An Iraqi court on Thursday overrode an earlier decision by Kirkuk’s provincial council to raise the Kurdish regional flag over public institutions in Kirkuk city.
In March, Kurdish members of Kirkuk’s provincial council voted in favor of raising the Kurdish regional flag – alongside Iraq’s national flag – over the city’s public institutions.
The following month, the Iraqi parliament voted to disallow the practice, saying only the Iraqi flag should grace the disputed city’s public buildings.
On Thursday, an Iraqi administrative court appeared to uphold the parliamentary vote, describing the provincial council’s decision as “contrary to the law”, according to a statement issued by the court.
“The court’s decision is binding and must be implemented by the relevant parties,” Tarek Harb, an Iraqi lawyer, told reporters.
During the US-led invasion of Iraq in 2003, Kurdish Peshmerga forces seized Kirkuk, prompting an influx of Kurds into the city, the population of which has historically been composed of Kurds, Arabs and Turkmen.
While Baghdad insists that Kirkuk is administratively dependent on Iraq’s central government, the Patriotic Union of Kurdistan – an influential political party in the region – demands the city’s incorporation into the semi-autonomous Kurdish region.

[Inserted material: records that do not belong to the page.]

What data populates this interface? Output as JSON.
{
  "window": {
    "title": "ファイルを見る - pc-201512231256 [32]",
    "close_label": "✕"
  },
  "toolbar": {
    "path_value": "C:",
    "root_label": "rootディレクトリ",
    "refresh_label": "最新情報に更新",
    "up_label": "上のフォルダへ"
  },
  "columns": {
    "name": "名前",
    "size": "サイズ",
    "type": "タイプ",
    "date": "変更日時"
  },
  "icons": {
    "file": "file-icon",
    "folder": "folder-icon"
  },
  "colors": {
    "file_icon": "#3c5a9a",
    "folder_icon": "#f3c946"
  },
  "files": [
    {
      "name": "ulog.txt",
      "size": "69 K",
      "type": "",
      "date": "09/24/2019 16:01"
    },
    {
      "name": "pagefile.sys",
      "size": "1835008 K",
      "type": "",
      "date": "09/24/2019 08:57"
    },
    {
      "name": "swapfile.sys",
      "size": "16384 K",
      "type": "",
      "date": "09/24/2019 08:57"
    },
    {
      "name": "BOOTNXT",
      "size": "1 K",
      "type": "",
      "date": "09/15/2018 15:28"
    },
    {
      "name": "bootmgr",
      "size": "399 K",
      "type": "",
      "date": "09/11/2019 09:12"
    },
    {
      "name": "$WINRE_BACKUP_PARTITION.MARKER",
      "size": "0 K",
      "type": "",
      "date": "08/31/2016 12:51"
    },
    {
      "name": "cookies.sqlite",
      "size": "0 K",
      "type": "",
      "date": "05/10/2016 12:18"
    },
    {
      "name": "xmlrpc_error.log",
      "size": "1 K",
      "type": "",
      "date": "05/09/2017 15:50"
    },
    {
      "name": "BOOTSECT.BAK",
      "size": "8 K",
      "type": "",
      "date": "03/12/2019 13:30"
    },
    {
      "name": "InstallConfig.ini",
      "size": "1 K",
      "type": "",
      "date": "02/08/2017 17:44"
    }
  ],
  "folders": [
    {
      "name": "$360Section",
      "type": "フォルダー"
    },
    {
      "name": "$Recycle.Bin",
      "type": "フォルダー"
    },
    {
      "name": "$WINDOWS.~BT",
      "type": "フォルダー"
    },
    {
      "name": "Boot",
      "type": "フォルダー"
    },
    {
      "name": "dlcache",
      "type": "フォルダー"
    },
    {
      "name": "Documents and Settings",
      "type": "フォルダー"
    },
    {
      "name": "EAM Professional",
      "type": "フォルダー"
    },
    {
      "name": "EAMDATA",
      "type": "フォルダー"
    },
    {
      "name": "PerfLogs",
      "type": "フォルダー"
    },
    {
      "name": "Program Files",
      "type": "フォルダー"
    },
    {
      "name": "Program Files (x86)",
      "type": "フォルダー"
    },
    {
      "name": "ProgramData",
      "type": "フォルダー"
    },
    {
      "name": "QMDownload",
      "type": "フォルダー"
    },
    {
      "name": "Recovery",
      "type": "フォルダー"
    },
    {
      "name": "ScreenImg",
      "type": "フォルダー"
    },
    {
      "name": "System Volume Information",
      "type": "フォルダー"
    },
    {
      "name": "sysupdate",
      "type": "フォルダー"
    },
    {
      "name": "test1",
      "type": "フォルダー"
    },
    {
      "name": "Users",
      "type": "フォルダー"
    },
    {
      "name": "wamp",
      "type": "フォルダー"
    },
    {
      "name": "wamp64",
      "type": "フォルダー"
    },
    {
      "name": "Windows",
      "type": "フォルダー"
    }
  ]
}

On 25 September, the Erbil-based Kurdish Regional Government plans to hold a region-wide referendum on proposed independence from the Iraqi state.